Another exercise you can do is to make a list of phrases and single words that pertain to the subject. Let's say you want to write about job interviews. You can make lists of words that you'd associate with this topic, such as: applicant, hirer, salary, benefits, job security, motivated, overqualified, resume, what can you offer us?, salary requirements, when can you start?, retirement package, hourly rate, salary commensurate with experience, etc. These words and phrases can be used in your captions. Their opposites can be used as well.

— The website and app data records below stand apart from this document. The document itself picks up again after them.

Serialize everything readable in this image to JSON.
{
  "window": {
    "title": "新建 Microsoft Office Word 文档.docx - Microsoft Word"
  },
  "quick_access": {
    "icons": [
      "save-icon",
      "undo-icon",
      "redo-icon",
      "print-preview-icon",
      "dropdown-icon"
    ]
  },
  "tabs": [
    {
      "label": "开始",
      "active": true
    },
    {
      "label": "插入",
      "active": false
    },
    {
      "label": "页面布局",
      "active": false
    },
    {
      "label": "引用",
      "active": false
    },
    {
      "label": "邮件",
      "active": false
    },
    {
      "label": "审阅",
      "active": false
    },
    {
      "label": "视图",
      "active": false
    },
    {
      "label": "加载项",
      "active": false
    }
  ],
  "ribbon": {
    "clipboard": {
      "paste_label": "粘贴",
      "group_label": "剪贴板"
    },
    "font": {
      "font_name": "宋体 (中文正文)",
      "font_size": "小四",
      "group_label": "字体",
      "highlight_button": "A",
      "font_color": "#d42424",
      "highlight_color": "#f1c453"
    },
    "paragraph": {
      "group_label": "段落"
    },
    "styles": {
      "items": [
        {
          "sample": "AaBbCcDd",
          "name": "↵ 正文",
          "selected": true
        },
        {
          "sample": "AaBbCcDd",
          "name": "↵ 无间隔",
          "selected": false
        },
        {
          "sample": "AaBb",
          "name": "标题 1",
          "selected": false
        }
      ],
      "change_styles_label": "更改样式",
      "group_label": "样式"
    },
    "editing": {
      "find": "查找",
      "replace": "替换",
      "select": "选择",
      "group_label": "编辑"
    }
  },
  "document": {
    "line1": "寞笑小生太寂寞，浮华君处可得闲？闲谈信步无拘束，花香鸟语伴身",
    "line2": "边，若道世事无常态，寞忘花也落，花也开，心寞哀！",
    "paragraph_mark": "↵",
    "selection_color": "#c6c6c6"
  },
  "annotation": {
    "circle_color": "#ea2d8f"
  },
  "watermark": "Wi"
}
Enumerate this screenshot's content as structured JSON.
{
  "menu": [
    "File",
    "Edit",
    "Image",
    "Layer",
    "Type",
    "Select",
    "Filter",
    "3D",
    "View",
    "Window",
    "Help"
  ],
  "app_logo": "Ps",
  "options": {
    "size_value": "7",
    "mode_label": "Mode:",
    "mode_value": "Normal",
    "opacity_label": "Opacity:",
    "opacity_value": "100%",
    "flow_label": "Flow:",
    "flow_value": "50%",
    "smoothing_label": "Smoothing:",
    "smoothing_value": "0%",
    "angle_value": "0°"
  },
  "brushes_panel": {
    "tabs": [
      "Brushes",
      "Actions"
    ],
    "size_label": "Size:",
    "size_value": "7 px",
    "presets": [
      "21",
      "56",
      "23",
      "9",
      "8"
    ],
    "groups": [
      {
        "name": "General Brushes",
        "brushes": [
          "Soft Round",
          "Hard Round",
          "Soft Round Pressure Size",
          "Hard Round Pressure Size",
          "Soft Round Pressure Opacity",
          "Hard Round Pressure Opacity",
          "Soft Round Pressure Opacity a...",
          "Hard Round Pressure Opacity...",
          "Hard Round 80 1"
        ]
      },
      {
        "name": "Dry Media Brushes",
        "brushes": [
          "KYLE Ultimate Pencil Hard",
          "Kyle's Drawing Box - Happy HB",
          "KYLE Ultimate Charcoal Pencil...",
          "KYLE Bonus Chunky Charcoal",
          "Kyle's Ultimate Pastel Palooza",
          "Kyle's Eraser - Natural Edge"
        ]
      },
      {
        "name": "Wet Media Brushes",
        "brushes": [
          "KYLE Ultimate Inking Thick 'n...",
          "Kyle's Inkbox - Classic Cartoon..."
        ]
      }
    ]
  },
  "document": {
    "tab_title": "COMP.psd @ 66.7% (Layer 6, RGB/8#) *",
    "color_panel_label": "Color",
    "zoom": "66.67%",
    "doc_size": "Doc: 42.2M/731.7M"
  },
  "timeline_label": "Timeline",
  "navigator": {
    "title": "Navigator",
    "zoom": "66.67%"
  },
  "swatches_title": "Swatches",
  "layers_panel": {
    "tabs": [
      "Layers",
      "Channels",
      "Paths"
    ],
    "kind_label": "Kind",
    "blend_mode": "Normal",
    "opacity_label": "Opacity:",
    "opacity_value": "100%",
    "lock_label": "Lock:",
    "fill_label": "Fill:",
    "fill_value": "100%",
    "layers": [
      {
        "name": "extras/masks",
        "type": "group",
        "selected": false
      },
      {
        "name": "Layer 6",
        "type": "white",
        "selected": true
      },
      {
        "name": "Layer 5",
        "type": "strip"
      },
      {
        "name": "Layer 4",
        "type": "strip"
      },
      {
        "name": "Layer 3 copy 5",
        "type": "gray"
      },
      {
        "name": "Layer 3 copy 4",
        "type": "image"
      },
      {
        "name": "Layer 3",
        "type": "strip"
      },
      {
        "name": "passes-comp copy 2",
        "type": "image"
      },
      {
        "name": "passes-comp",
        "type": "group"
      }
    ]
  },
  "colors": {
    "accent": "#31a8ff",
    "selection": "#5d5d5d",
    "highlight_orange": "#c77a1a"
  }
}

One of the things I do each week is read current business publications such as the ones mentioned above. I don't subscribe to all of them so I spend time at my local library, with pen and paper in hand, writing down phrases from the articles. I also look in the "New" books section. I bring home new business books and write down phrases that are current for use in my captions.

I've mentioned that I like to write gags about eating out. The whole dining out experience is ripe for humor: demanding diners, snooty waiters, high prices, awful service, lousy food. Just eating at a restaurant and being aware of what's going on can give you ideas for cartoons. I supplement this with books I read about restaurants, waiters, food trends. I also look at cookbooks. Anything to add to my list of words and phrases. I also like to make the setting a food truck or hot dog vendor and have the customer talk to the owner as if it were a high priced restaurant.

Let me know if any of this is helpful to you. Any comments? Send me an e-mail at: Have a great holiday weekend!